**Work to complete:** Each entry below must be repeated exactly, with pictures left out.

□ □ □

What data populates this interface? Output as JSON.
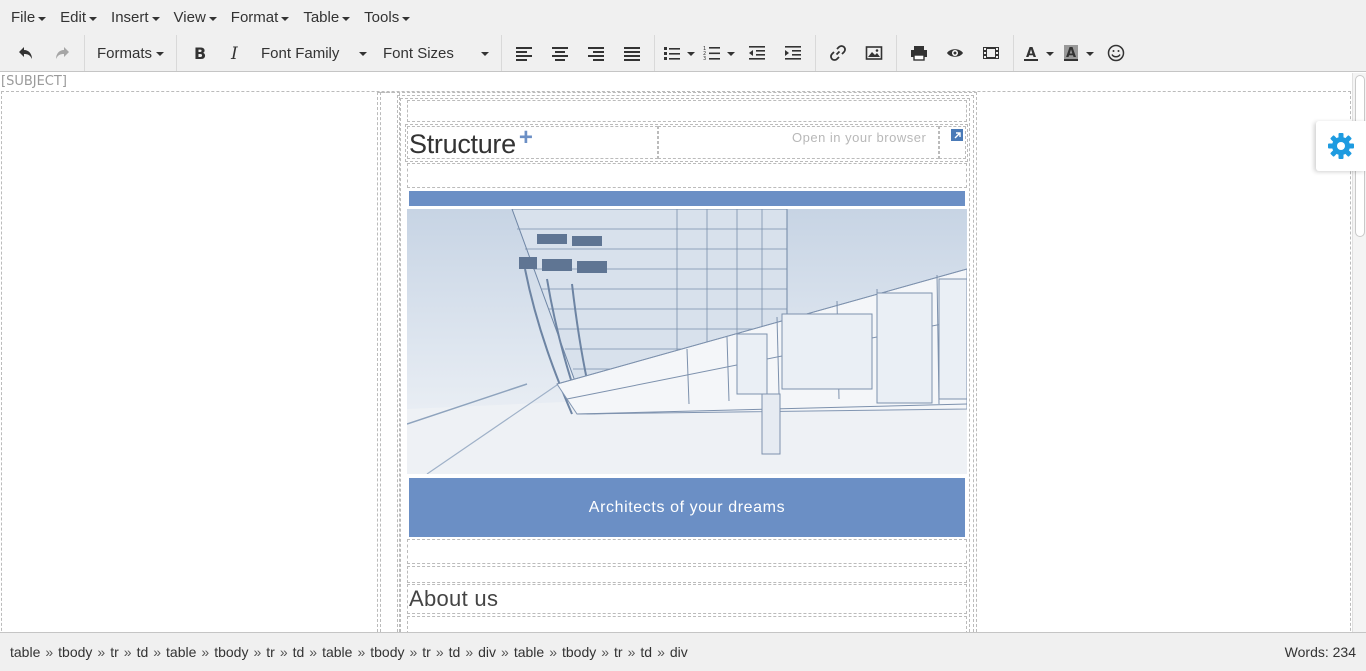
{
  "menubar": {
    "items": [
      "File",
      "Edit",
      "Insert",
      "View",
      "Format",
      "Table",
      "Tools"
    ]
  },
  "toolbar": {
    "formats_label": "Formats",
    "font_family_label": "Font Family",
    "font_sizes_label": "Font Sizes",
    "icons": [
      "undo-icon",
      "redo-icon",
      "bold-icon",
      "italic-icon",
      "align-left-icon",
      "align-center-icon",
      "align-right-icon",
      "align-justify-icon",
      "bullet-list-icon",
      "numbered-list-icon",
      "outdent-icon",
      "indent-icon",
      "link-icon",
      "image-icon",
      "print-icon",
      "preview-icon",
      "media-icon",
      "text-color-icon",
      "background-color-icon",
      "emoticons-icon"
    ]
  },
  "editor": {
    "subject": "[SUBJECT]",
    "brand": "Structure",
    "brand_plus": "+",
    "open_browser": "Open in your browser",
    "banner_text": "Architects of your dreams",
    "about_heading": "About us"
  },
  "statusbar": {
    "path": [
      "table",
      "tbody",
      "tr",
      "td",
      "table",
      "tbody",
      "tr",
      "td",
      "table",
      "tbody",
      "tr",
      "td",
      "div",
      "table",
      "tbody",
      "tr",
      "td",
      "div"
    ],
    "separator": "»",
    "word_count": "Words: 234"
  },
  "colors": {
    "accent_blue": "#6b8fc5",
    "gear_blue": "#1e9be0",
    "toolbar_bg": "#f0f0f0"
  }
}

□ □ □

**Exercise response:**
What data populates this interface? Output as JSON.
{
  "menubar": {
    "items": [
      "File",
      "Edit",
      "Insert",
      "View",
      "Format",
      "Table",
      "Tools"
    ]
  },
  "toolbar": {
    "formats_label": "Formats",
    "font_family_label": "Font Family",
    "font_sizes_label": "Font Sizes",
    "icons": [
      "undo-icon",
      "redo-icon",
      "bold-icon",
      "italic-icon",
      "align-left-icon",
      "align-center-icon",
      "align-right-icon",
      "align-justify-icon",
      "bullet-list-icon",
      "numbered-list-icon",
      "outdent-icon",
      "indent-icon",
      "link-icon",
      "image-icon",
      "print-icon",
      "preview-icon",
      "media-icon",
      "text-color-icon",
      "background-color-icon",
      "emoticons-icon"
    ]
  },
  "editor": {
    "subject": "[SUBJECT]",
    "brand": "Structure",
    "brand_plus": "+",
    "open_browser": "Open in your browser",
    "banner_text": "Architects of your dreams",
    "about_heading": "About us"
  },
  "statusbar": {
    "path": [
      "table",
      "tbody",
      "tr",
      "td",
      "table",
      "tbody",
      "tr",
      "td",
      "table",
      "tbody",
      "tr",
      "td",
      "div",
      "table",
      "tbody",
      "tr",
      "td",
      "div"
    ],
    "separator": "»",
    "word_count": "Words: 234"
  },
  "colors": {
    "accent_blue": "#6b8fc5",
    "gear_blue": "#1e9be0",
    "toolbar_bg": "#f0f0f0"
  }
}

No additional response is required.